## DIRECTIONS
Examine the entries below, count the lines holding the string "code", and respond with the number only.

Data records:
○ ○ ○ ○ ○ ○ ○

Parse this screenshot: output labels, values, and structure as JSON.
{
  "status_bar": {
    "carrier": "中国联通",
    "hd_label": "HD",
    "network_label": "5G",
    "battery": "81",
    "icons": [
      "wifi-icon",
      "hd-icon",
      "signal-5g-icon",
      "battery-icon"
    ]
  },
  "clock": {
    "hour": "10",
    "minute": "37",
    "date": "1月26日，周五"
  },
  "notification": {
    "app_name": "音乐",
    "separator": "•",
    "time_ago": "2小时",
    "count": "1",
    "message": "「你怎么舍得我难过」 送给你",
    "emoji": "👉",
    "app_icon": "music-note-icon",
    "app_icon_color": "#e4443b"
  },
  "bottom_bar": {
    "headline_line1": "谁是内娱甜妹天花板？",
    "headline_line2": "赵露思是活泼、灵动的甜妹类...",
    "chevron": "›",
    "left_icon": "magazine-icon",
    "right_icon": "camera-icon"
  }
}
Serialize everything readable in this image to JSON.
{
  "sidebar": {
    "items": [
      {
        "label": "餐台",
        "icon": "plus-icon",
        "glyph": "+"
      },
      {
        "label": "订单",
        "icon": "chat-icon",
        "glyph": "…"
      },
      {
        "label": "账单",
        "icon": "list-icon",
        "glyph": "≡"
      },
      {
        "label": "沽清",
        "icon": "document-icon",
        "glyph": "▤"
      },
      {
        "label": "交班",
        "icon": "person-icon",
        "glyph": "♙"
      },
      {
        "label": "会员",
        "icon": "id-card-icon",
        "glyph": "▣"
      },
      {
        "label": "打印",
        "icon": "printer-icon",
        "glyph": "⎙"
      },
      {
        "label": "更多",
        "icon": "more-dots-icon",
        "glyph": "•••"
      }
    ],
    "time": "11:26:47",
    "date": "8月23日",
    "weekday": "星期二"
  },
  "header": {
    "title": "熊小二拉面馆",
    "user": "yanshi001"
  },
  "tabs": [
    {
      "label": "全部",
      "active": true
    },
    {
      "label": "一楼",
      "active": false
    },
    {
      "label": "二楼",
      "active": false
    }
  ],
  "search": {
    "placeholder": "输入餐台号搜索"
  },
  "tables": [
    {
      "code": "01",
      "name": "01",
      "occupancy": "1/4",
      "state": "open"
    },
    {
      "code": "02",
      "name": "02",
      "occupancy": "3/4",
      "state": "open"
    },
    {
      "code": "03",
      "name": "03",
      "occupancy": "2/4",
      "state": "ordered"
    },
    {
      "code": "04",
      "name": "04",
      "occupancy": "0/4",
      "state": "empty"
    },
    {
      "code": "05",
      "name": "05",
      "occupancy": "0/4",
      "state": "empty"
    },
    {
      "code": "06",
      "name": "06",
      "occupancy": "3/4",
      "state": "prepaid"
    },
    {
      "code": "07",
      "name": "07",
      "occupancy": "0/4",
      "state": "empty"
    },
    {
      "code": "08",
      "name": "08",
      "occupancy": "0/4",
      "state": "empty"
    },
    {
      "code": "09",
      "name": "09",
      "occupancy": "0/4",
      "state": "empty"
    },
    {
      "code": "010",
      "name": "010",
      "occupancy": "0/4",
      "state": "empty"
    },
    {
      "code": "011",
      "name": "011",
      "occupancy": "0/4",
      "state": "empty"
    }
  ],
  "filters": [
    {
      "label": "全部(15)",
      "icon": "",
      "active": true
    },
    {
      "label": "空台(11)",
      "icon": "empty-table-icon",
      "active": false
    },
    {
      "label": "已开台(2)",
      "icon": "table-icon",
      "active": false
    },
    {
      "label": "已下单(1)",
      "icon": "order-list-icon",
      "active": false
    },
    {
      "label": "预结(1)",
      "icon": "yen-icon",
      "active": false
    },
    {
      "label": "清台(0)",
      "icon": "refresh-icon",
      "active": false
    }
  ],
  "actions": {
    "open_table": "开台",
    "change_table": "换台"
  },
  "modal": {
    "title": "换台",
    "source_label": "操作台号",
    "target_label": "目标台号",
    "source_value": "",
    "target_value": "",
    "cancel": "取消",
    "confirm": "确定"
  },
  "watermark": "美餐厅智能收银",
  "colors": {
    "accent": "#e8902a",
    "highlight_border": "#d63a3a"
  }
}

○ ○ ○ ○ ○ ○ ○

## TASK RESULT
11